● **Exercise description**: For the string "JSON", search the entries below and copy every line where it appears.

● **Records supplied**:
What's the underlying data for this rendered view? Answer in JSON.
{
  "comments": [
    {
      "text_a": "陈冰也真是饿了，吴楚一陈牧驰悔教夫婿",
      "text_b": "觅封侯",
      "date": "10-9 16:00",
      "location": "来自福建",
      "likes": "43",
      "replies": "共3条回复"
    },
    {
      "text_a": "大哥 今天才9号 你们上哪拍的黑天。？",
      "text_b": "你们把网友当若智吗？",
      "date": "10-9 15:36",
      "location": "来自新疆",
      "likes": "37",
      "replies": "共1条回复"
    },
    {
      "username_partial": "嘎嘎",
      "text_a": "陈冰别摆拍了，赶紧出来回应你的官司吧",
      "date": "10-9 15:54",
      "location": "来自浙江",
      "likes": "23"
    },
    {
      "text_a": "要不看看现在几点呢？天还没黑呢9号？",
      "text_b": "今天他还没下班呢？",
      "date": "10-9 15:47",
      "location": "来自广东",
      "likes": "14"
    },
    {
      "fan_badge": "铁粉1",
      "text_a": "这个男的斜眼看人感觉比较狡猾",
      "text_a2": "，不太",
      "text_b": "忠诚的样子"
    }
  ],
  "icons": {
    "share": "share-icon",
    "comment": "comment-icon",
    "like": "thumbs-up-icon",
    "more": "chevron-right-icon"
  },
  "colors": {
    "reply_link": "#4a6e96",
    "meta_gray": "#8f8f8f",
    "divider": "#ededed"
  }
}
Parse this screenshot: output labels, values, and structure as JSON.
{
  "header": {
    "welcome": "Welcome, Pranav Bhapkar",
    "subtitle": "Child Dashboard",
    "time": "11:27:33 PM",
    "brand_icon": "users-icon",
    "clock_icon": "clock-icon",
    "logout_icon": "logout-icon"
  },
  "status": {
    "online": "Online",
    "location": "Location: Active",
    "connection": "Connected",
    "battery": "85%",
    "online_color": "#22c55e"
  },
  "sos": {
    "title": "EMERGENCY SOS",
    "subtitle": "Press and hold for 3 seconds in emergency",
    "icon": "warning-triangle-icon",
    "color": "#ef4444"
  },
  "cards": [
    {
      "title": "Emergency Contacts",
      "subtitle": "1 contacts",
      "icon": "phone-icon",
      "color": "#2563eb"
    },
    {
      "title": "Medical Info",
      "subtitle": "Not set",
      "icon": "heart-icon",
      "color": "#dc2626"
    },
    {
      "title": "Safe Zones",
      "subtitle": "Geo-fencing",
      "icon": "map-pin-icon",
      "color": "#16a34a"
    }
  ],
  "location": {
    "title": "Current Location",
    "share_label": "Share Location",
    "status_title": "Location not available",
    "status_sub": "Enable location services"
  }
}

● **Solved problem**:
What's the underlying data for this rendered view? Answer in JSON.
Parse this screenshot: output labels, values, and structure as JSON.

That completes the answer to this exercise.